A trade group representing Hungary’s gambling operators is calling for regulations to keep foreign casino and poker Web sites out of the country.

Technically, it is illegal in Hungary to bet on a foreign Web site, but many Hungarians ignore the prohibition, an estimated 300,000 to 600,000 regular users a year, a situation the trade group says is costing government more than US$60 million annually in lost revenues, according to a recent report in the daily Nepszava.

The position of the group is that gambling must remain a state monopoly, a situation they say is supported by EU convention.

The association has proposed also that only Hungarian companies with local management and in business for at least 10 years should be allowed to operate gambling services.


Prima Networks and 888 Holdings have launched a joint-venture online poker network in France.

The network will host the first regulator-approved licensee, former state monopoly lottery operator La Société Française de Jeux. La Société Française de Jeux sur Internet, as the new entity is known, is a consortium of 40 of the country’s independent land-based casinos doing business as 200% Poker.

“We have proven that forming the right relationships in key markets is crucial, and we are fortunate to have the right team behind us to ensure we are able to provide exceptional service to operators,” said Loraine Schoevers, director of Prima Networks.

Prima Networks is powered by Microgaming Software Systems and is also AAMS certified to offer poker and bingo in Italy.
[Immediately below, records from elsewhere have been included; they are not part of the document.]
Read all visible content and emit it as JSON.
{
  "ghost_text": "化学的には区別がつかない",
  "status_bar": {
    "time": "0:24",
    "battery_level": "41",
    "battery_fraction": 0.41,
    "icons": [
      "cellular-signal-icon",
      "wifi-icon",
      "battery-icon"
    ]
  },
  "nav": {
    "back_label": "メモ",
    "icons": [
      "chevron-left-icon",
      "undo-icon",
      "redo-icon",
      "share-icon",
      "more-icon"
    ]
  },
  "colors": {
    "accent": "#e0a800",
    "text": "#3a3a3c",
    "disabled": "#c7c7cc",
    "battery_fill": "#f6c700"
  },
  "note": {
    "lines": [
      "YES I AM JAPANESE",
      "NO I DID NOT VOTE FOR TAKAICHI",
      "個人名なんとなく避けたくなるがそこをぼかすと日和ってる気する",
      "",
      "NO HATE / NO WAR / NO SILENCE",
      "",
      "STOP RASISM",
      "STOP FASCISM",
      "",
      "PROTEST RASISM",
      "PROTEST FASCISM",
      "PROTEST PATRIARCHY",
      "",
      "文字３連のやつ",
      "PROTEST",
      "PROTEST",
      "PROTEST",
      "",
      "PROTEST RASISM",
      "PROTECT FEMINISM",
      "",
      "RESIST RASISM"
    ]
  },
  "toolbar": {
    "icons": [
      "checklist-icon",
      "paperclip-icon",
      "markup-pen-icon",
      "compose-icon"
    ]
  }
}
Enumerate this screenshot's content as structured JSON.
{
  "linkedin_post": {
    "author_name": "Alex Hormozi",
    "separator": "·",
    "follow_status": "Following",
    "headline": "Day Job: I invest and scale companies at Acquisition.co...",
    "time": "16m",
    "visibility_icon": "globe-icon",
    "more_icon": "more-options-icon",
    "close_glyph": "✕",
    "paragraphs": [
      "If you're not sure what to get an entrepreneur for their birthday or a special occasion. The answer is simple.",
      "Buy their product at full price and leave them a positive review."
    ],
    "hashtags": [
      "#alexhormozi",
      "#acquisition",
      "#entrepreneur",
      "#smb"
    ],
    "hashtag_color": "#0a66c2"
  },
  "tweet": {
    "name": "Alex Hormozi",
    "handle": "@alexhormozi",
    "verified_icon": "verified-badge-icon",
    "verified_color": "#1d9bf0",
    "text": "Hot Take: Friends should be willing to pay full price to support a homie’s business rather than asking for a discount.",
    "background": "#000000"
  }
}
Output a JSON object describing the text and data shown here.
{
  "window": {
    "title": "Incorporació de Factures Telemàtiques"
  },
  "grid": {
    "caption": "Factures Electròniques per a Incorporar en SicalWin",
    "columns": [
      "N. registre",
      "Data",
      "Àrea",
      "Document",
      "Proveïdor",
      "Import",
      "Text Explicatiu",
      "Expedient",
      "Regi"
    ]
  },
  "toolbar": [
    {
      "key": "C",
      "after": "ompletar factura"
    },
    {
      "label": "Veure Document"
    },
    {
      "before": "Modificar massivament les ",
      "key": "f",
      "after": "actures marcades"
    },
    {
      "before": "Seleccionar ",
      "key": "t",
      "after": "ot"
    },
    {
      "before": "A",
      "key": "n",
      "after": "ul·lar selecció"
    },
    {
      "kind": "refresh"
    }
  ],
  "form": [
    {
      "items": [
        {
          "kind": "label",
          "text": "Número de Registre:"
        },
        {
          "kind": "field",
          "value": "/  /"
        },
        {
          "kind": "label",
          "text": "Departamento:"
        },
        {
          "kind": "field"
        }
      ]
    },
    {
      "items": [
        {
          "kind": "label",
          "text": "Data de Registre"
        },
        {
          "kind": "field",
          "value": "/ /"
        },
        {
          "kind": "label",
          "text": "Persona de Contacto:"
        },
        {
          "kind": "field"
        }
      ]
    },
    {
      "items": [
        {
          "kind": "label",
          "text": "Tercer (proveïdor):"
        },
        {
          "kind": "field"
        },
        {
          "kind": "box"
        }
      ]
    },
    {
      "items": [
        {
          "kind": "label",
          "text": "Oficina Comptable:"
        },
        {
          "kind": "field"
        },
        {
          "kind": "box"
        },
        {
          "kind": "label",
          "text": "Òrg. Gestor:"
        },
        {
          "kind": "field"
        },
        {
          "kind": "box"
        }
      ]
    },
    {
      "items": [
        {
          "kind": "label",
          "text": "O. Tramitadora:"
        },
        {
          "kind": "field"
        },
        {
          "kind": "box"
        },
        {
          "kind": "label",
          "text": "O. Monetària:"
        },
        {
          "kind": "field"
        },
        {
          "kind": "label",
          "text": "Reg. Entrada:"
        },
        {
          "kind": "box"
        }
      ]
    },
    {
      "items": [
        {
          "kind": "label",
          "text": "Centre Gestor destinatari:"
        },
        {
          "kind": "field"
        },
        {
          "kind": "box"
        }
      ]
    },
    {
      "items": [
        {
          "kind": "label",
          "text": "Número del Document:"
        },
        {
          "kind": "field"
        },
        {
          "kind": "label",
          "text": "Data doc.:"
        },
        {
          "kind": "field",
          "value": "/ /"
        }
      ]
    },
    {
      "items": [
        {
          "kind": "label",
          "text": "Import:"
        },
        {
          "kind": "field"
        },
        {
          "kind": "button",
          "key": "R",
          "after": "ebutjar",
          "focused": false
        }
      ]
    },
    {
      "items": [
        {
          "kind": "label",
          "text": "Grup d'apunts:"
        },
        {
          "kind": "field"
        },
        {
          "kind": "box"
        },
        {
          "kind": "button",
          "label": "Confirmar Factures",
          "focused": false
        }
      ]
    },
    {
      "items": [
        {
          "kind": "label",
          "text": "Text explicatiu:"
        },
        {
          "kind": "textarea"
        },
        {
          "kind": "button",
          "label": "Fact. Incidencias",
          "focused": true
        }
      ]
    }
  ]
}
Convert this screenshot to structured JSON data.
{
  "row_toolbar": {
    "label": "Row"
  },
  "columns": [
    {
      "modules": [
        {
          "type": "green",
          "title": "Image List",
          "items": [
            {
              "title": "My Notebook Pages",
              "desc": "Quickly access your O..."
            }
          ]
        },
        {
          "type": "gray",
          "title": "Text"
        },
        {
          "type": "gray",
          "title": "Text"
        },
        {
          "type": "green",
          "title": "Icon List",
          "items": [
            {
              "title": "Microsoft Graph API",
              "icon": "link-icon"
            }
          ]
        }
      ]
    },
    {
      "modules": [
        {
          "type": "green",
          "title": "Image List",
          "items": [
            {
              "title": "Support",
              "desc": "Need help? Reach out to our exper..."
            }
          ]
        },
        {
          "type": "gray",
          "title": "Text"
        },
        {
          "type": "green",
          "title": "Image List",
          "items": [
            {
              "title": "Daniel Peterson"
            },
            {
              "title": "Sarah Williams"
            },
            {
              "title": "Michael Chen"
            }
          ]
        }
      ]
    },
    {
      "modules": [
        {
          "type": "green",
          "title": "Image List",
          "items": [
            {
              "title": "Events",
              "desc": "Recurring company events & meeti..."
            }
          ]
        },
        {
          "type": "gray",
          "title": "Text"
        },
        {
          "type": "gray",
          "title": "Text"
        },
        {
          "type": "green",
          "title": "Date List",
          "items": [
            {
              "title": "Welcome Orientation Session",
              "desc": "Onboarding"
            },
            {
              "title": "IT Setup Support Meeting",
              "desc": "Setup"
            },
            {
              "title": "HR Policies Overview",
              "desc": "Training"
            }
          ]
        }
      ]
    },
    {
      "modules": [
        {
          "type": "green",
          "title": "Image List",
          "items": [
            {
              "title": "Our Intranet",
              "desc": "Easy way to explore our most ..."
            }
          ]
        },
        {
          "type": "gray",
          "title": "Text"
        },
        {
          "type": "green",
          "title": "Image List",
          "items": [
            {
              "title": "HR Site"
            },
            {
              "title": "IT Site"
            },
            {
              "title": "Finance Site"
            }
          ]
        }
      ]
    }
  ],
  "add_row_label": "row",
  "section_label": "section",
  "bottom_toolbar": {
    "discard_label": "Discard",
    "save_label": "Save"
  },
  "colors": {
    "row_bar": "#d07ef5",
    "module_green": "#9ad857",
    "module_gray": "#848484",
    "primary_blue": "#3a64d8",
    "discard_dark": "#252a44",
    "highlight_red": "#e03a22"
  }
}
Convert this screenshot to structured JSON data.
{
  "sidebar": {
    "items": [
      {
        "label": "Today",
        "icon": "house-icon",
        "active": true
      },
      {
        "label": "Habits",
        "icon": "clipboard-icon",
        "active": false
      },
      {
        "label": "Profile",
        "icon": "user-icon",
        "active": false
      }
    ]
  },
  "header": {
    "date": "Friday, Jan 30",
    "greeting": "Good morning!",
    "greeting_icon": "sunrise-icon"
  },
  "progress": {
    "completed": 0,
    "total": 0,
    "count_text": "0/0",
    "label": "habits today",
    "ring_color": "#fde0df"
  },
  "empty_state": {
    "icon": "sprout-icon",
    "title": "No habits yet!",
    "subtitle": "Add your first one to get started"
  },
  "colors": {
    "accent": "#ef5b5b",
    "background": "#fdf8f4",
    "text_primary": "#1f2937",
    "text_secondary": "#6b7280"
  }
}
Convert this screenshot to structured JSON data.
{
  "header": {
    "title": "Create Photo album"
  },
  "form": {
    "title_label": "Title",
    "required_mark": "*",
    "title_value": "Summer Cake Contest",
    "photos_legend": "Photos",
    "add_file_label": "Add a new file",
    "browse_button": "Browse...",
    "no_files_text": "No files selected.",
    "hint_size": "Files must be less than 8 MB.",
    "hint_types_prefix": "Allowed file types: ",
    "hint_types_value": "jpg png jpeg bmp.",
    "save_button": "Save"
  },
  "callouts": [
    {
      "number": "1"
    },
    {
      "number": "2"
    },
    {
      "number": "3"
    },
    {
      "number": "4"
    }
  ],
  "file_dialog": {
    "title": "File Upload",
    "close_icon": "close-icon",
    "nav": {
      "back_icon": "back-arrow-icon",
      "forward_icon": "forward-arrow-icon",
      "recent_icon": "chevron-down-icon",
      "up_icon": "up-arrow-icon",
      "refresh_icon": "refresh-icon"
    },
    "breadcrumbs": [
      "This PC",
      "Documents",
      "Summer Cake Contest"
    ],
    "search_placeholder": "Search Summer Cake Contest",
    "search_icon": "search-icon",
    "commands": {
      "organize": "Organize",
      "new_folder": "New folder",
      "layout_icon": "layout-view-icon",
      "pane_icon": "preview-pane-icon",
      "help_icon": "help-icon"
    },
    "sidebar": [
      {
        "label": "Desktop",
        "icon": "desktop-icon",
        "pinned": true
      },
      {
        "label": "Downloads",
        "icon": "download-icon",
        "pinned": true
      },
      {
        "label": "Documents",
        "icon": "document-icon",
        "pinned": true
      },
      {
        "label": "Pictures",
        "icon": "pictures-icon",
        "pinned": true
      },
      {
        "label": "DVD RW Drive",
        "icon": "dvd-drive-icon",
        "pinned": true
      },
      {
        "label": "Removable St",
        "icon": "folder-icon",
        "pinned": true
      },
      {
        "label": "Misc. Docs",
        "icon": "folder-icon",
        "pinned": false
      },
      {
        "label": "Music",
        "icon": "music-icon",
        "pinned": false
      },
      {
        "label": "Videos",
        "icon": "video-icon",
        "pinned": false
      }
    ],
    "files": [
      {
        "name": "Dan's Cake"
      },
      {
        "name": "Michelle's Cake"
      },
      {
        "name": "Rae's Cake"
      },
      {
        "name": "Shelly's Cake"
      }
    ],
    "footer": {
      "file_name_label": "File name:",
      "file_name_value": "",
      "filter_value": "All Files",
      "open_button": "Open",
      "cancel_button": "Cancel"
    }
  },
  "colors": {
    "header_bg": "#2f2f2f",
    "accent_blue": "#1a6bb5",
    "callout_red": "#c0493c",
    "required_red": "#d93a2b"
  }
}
The company also operates in Estonia.


The British government will try once more to sell state-owned bookmaker The Tote.

Unloading the company, which takes bets on horseracing, football and other sports, is part of a wider sale of government assets designed to help the new Conservative government deal with a gaping budget deficit.

Poor market conditions were blamed for the previous Labour government’s decision to cancel a sale. The Tote was thought to be worth upwards of £300 million at the time.

Betting giants Paddy Power and Ladbrokes have previously said they could be interested. William Hill more recently has expressed an interest as well.

Addressing current competition rules that might prevent a sale to Hills, Chief Executive Ralph Topping said, “We believe that the Office of Fair Trading needs to revisit the archaic competition tests which have looked at the market in terms of betting shops - the true market is a global one that includes online and betting exchanges.

He added, “We would be disappointed if the ‘open market’ sale was burdened with any onerous preconditions which might reduce the sale value of the Tote.”

Hills grew net revenue by 3 percent the first half of 2010, boosted by its “best ever” World Cup and a strong results from its online operations, the company said.

Net revenue rose to US$817.7 from $795.5 million in the first half of 2009, while William Hill Online enjoyed a robust 24 percent increase across all products, topping $191 million.

Bingo (up 52 percent to $15.4 million) and casino revenues (up 8 percent to $101.6 million) did well in the first half. Poker revenues, however,  suffered from a “seasonal decline,” down 5 percent to $16.3 million compared to last year, the company said.

Retail net revenue fell 1 percent to $601.5 million, with “outstanding football World Cup” results offset by “poor horseracing results”.